An Africa Business Community
Tourism creates both risks and opportunities on a fairly large scale. Tourism generates an increase in commercial development and economic activity, which can increase consumptive pressure on natural resources in general as well as directly destroying environmental assets through development.
This is particularly true in coastal areas where tourism developments tend to be particularly dense in prime areas and environmental impacts commensurately high.
The flip side of the coin is that tourism, when linked directly to natural resources such as wildlife, forests, or coral reefs, can provide an important economic rationale, both locally and nationally, for environmental conservation.
In eastern African countries such as Tanzania and Mozambique, which are among the poorest in the world and where the chief priority of both governments and local citizens is to increase incomes and economic opportunities, such economic incentives are essential for sustainable conservation policy and practice.
For example, Tanzania has one of the world’s largest networks of state protected areas.
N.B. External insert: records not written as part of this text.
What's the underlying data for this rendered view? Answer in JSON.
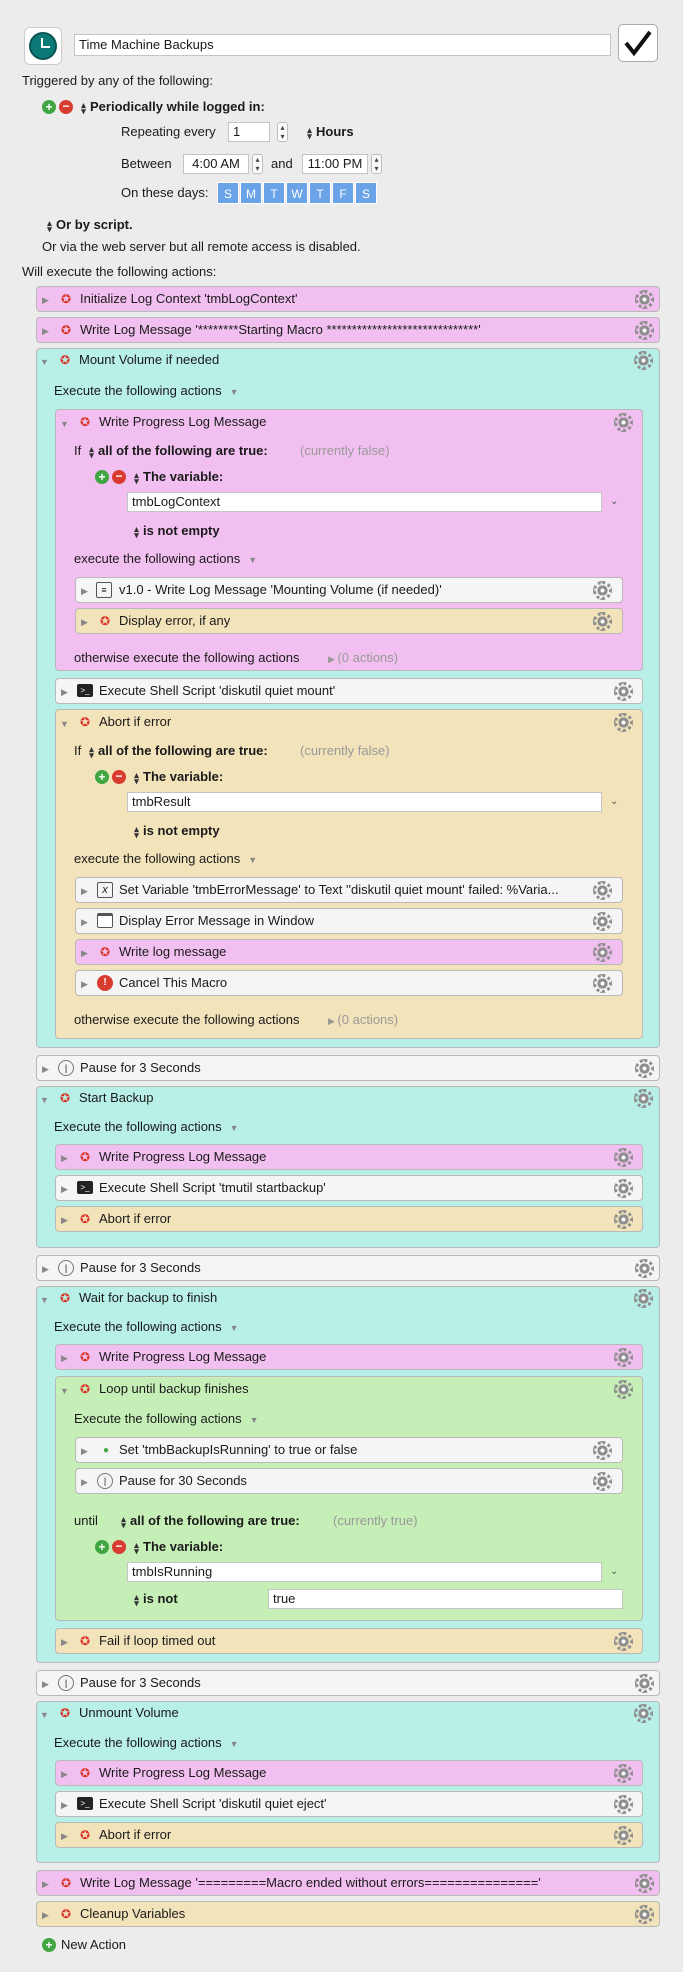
{
  "macro": {
    "name": "Time Machine Backups",
    "enabled_icon": "checkmark-icon",
    "app_icon": "time-machine-icon"
  },
  "trigger": {
    "heading": "Triggered by any of the following:",
    "periodic_label": "Periodically while logged in:",
    "repeating_label": "Repeating every",
    "repeating_value": "1",
    "unit": "Hours",
    "between_label": "Between",
    "start_time": "4:00 AM",
    "and_label": "and",
    "end_time": "11:00 PM",
    "days_label": "On these days:",
    "days": [
      "S",
      "M",
      "T",
      "W",
      "T",
      "F",
      "S"
    ],
    "script_label": "Or by script.",
    "web_label": "Or via the web server but all remote access is disabled."
  },
  "will_execute": "Will execute the following actions:",
  "a": {
    "init_log": "Initialize Log Context 'tmbLogContext'",
    "write_log": "Write Log Message '********Starting Macro ******************************'",
    "mount": "Mount Volume if needed",
    "exec_actions": "Execute the following actions",
    "write_progress": "Write Progress Log Message",
    "if": "If",
    "all_true": "all of the following are true:",
    "currently_false": "(currently false)",
    "currently_true": "(currently true)",
    "the_variable": "The variable:",
    "var1": "tmbLogContext",
    "is_not_empty": "is not empty",
    "execute_following": "execute the following actions",
    "v1_write": "v1.0 - Write Log Message 'Mounting Volume (if needed)'",
    "display_error": "Display error, if any",
    "otherwise": "otherwise execute the following actions",
    "zero_actions": "(0 actions)",
    "shell_mount": "Execute Shell Script 'diskutil quiet mount'",
    "abort": "Abort if error",
    "var2": "tmbResult",
    "set_var": "Set Variable 'tmbErrorMessage' to Text ''diskutil quiet mount' failed: %Varia...",
    "display_window": "Display Error Message in Window",
    "write_log_msg": "Write log message",
    "cancel": "Cancel This Macro",
    "pause3": "Pause for 3 Seconds",
    "start_backup": "Start Backup",
    "shell_tmutil": "Execute Shell Script 'tmutil startbackup'",
    "wait": "Wait for backup to finish",
    "loop": "Loop until backup finishes",
    "set_running": "Set 'tmbBackupIsRunning' to true or false",
    "pause30": "Pause for 30 Seconds",
    "until": "until",
    "var3": "tmbIsRunning",
    "is_not": "is not",
    "true_val": "true",
    "fail_loop": "Fail if loop timed out",
    "unmount": "Unmount Volume",
    "shell_eject": "Execute Shell Script 'diskutil quiet eject'",
    "ended": "Write Log Message '=========Macro ended without errors==============='",
    "cleanup": "Cleanup Variables"
  },
  "new_action": "New Action",
  "colors": {
    "pink": "#f2c0f0",
    "teal": "#b8efe6",
    "tan": "#f3e3bb",
    "green": "#c6eeb7",
    "day": "#6aa3e8"
  }
}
These areas such as Serengeti, Lake Manyara, and Kilimanjaro National Parks, are in turn the foundation for the country’s rapidly growing tourism industry.
Without the income and other socioeconomic benefits generated by tourism there would be little public justification for maintaining such a vast protected area estate at the exclusion of other economic activities.
The dual nature of tourism development as both a threat and opportunity to the environment is fundamental to determining how to construct a strategic approach to the industry from a conservation perspective.
Sustainable tourism requires striking a balance and developing models of tourism development that create strong local and national conservation incentives, while creating disincentives for the types of overdevelopment that can ‘kill the golden goose’.